(DATA EXTRACT)
*** Block opens ***

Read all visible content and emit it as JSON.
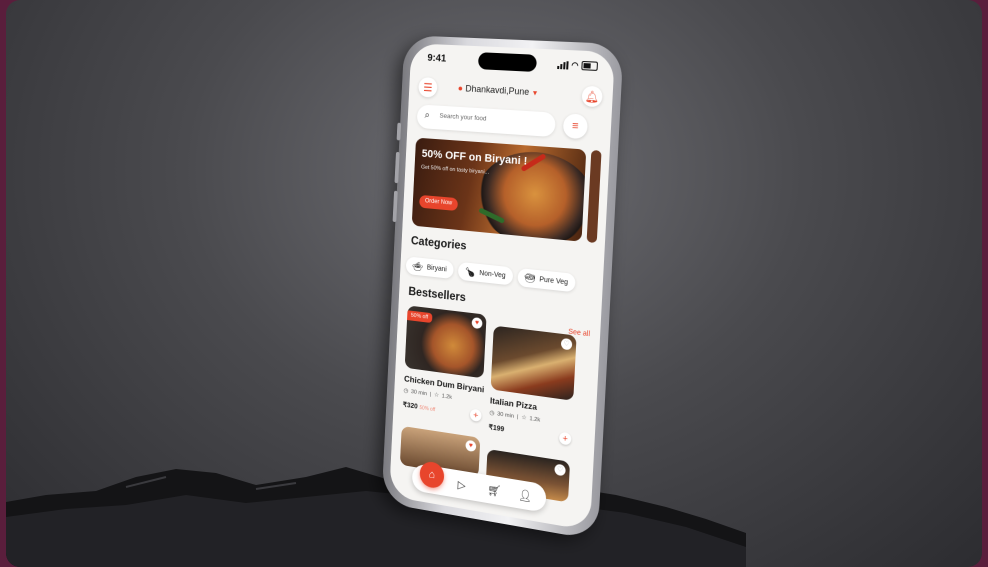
{
  "status_bar": {
    "time": "9:41"
  },
  "header": {
    "location": "Dhankavdi,Pune"
  },
  "search": {
    "placeholder": "Search your food"
  },
  "banner": {
    "title": "50% OFF on Biryani !",
    "subtitle": "Get 50% off on tasty biryani...",
    "cta": "Order Now"
  },
  "categories": {
    "title": "Categories",
    "items": [
      {
        "label": "Biryani",
        "icon": "biryani-icon"
      },
      {
        "label": "Non-Veg",
        "icon": "drumstick-icon"
      },
      {
        "label": "Pure Veg",
        "icon": "veg-icon"
      }
    ]
  },
  "bestsellers": {
    "title": "Bestsellers",
    "see_all": "See all",
    "items": [
      {
        "name": "Chicken Dum Biryani",
        "time": "30 min",
        "rating": "1.2k",
        "price": "₹320",
        "discount": "50% off",
        "badge": "50% off"
      },
      {
        "name": "Italian Pizza",
        "time": "30 min",
        "rating": "1.2k",
        "price": "₹199"
      }
    ]
  },
  "colors": {
    "accent": "#e8452c",
    "screen_bg": "#f5f4f2"
  }
}
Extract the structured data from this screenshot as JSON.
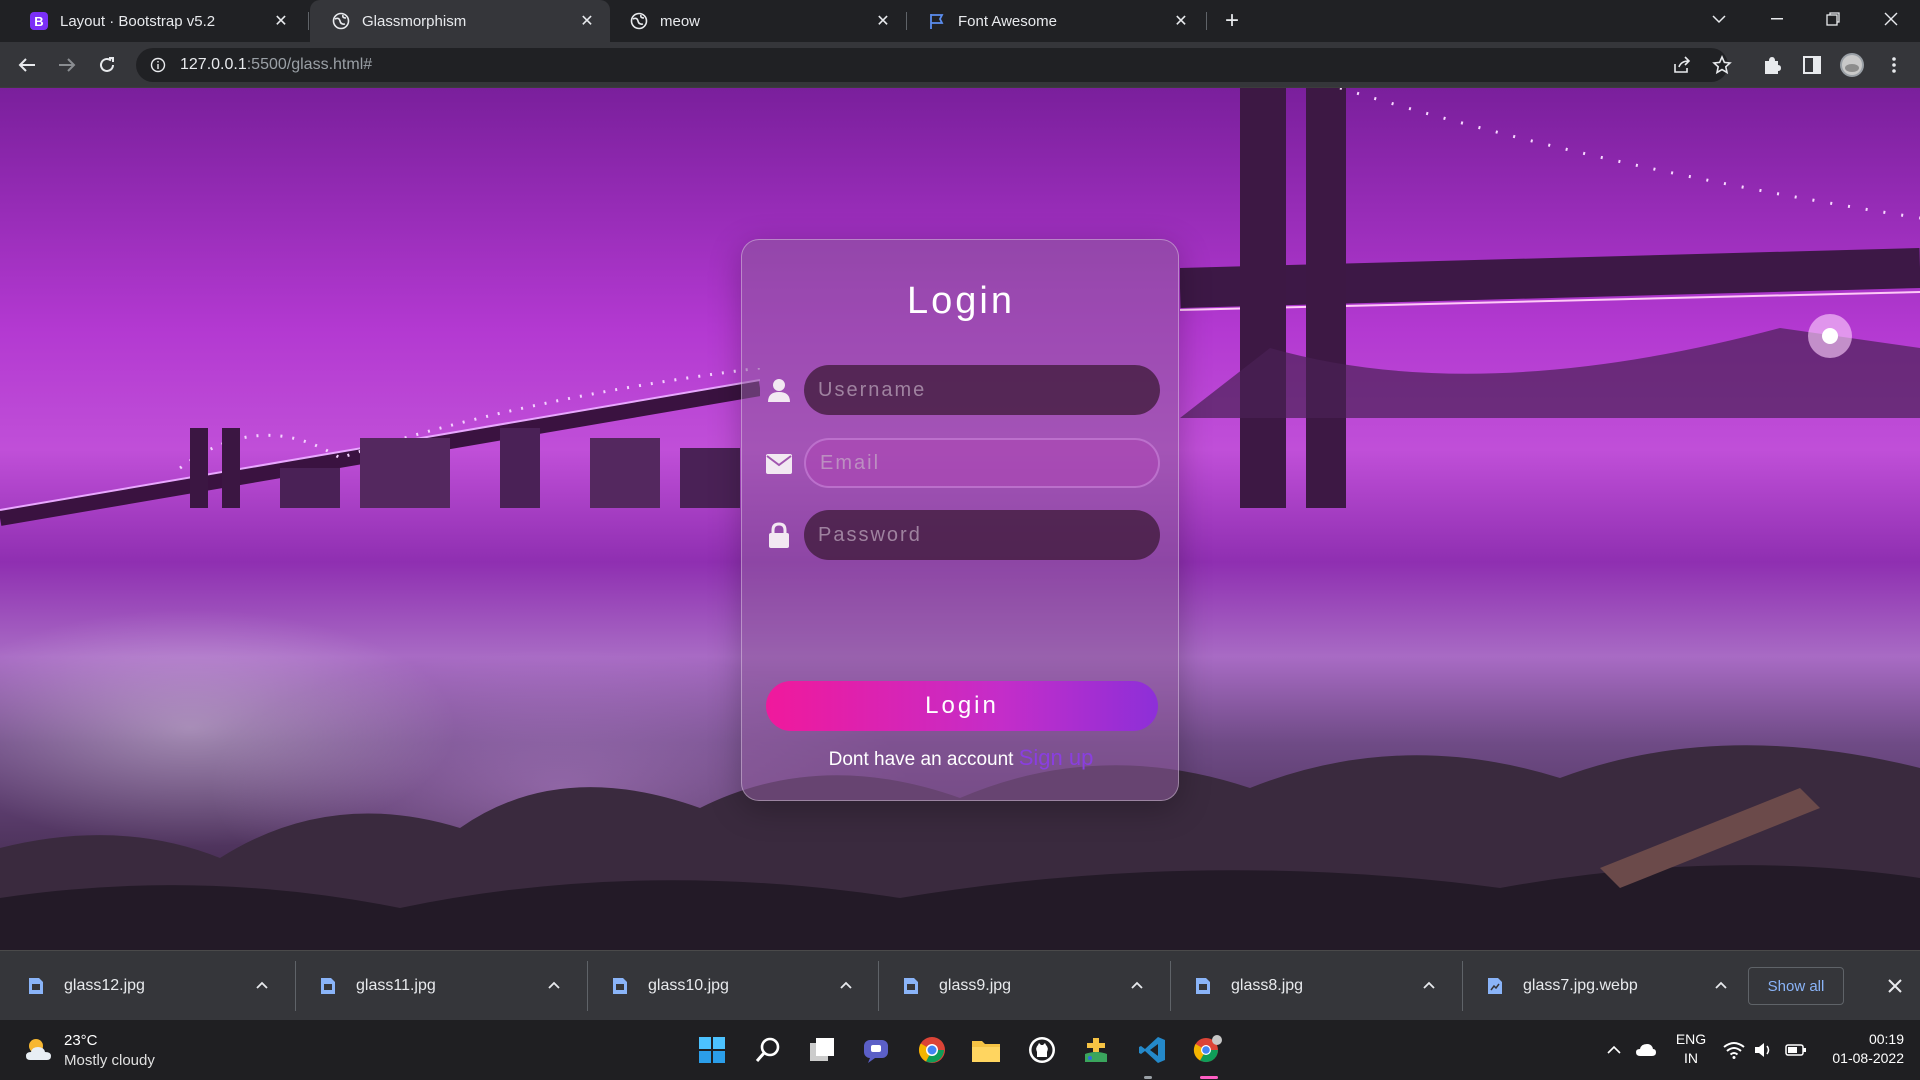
{
  "browser": {
    "tabs": [
      {
        "title": "Layout · Bootstrap v5.2",
        "icon": "bootstrap-icon",
        "active": false
      },
      {
        "title": "Glassmorphism",
        "icon": "globe-icon",
        "active": true
      },
      {
        "title": "meow",
        "icon": "globe-icon",
        "active": false
      },
      {
        "title": "Font Awesome",
        "icon": "flag-icon",
        "active": false
      }
    ],
    "url_host": "127.0.0.1",
    "url_path": ":5500/glass.html#"
  },
  "login": {
    "title": "Login",
    "username_placeholder": "Username",
    "email_placeholder": "Email",
    "password_placeholder": "Password",
    "button_label": "Login",
    "no_account_text": "Dont have an account",
    "signup_link": "Sign up"
  },
  "downloads": {
    "items": [
      "glass12.jpg",
      "glass11.jpg",
      "glass10.jpg",
      "glass9.jpg",
      "glass8.jpg",
      "glass7.jpg.webp"
    ],
    "show_all": "Show all"
  },
  "taskbar": {
    "weather_temp": "23°C",
    "weather_desc": "Mostly cloudy",
    "lang_line1": "ENG",
    "lang_line2": "IN",
    "time": "00:19",
    "date": "01-08-2022"
  },
  "colors": {
    "accent_pink": "#f0199c",
    "accent_purple": "#8d2fd8",
    "signup_link": "#8a3ee0",
    "download_link": "#8ab4f8"
  }
}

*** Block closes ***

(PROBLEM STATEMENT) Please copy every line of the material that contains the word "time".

(TASK OUTPUT)
    "time": "9:41"
        "time": "30 min",
        "time": "30 min",
    "time": "00:19",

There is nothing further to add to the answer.